High population densities also tended to encourage walking. For example, the New York City metropolitan area was the densest metro area nationwide, with 31,683 people per square mile in 2010. The area included two of the cities where a high proportion of commuters walked to work, New York City and Jersey City. Five other cities on this list were among the country’s 10 most densely-populated metro areas.

A walkable city also tends to support public transit and bike infrastructure. The cities where people walked most to work also had among the nation’s top five transit systems, as measured by Walk Score. These include New York, San Francisco, Boston, Washington, D.C., and Philadelphia, which all have well-developed and heavily used public transportation systems. On an average weekday, the New York area’s Metropolitan Transportation Authority has a dailyridership of more than 8.5 million people.

Cities where people walk to work are also often ideal destinations for residents who enjoy riding bikes. Five of these cities were among the 10 best large cities for the quality of biking. Most notably, San Francisco was the third best such city, with a bike score of 70, according to Walk Score. In fact, some of these cities not only had a high proportion of workers who walked to work, but also a substantial proportion of commuters who biked. In Madison, Wisconsin, more than 5% of workers commuted by bicycle, the second-most of any major city.

Of course, with walking a viable option for a large number of workers in these cities — in many cases supplemented by biking and public transit — relatively few households elected to own cars. As of 2012, just 9.2% of households nationwide did not have a car. In New York, that number was greater than 56%, the highest in the U.S. At least a third of households did not own a vehicle in half of the cities where people were most likely to commute by walking.

Many cities promote walking as a way to get-around due to the various health benefits associated with regular, brisk walking. According to the American Heart Association, walking half an hour a day reduces the risk of heart disease, osteoporosis, and stroke, while helping people improve their blood pressure and lower their body weight.

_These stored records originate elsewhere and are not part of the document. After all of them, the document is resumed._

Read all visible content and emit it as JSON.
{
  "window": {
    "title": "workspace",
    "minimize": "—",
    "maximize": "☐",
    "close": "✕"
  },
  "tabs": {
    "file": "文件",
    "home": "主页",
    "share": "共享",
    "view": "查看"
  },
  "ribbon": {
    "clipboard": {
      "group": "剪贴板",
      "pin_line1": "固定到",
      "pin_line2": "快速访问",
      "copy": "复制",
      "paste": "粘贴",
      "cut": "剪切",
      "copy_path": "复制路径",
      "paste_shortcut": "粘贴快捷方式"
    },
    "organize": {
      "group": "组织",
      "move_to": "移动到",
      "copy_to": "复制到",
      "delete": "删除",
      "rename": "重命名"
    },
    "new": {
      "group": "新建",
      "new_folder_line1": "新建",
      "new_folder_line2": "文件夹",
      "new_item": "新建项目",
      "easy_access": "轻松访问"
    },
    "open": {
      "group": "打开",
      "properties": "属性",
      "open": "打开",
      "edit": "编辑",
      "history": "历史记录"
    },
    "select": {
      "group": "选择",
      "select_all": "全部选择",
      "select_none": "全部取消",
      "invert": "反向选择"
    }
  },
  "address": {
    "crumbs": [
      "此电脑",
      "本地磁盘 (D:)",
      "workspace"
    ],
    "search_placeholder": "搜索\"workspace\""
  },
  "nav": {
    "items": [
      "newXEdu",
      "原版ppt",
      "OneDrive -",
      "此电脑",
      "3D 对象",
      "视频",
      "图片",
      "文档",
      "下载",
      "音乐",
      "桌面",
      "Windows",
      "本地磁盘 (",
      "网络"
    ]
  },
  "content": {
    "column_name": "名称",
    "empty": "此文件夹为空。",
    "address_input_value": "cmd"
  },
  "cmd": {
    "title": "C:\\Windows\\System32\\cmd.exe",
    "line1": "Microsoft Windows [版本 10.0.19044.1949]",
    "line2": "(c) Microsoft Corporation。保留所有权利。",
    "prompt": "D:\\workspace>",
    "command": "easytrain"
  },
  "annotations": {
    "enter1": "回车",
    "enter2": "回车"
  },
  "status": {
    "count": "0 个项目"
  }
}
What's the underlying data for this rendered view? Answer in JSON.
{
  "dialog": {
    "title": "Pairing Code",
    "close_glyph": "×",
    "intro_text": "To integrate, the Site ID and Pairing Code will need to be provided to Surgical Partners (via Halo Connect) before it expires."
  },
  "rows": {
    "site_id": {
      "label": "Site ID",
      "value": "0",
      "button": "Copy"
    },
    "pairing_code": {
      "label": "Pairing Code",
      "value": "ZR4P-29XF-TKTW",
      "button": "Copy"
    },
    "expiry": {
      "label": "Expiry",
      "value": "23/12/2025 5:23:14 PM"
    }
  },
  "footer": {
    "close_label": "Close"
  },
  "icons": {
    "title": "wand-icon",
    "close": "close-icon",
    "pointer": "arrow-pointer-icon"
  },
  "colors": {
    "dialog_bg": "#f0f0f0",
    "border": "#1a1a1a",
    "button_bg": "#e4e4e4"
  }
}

Based on recently released U.S Census Bureau figures, 24/7 Wall St. reviewed the cities with the most workers walking to work between 2008 and 2012. Walk Score produced the figures on the quality of walking, biking and public transit. Data on population-weighted density and the percent of households without a vehicle are based on the 2010 Census and 2012 American Community Survey (ACS), respectively. We used the 2012 ACS for population data.

 

…..

7. Seattle, Wash.
> Pct. walking to work: 9.1% (tied for 6th)
> Walk score: 70.8 (10th highest)
> Pct. households with no car: 16.7% (23rd highest)
> Population density (of metro area): 4,721.6 (24th highest)

Seattle had the ninth best public transit score among all cities, according to Walk Score, which also ranked the city 10th for walkability, and 11th for bike friendliness. As a result, many residents chose to avoid driving to work. More than 9% commuted to work on foot and another 3.4% by bike, both among the highest proportions in the country. According to the Seattle Department of Transportation, the city’s long-term goal is to become the nation’s most walkable city. Although the Seattle metro area is more densely populated than most cities, the population is still relatively widely dispersed in comparison to New York, Boston, San Francisco, and other large cities of similar size.

 

Read more: Ten Cities Where the Most People Walk to Work – 24/7 Wall St. http://247wallst.com/special-report/2014/05/16/ten-cities-where-the-most-people-walk-to-work/#ixzz32BUEpEf3

 

 

 

Development on Capitol Hill

In anticipation of our development-focused General Meeting on 5/22/14, here are a few pictures of some of the latest buildings being erected, as well as some buildings that have had neighbors complaining.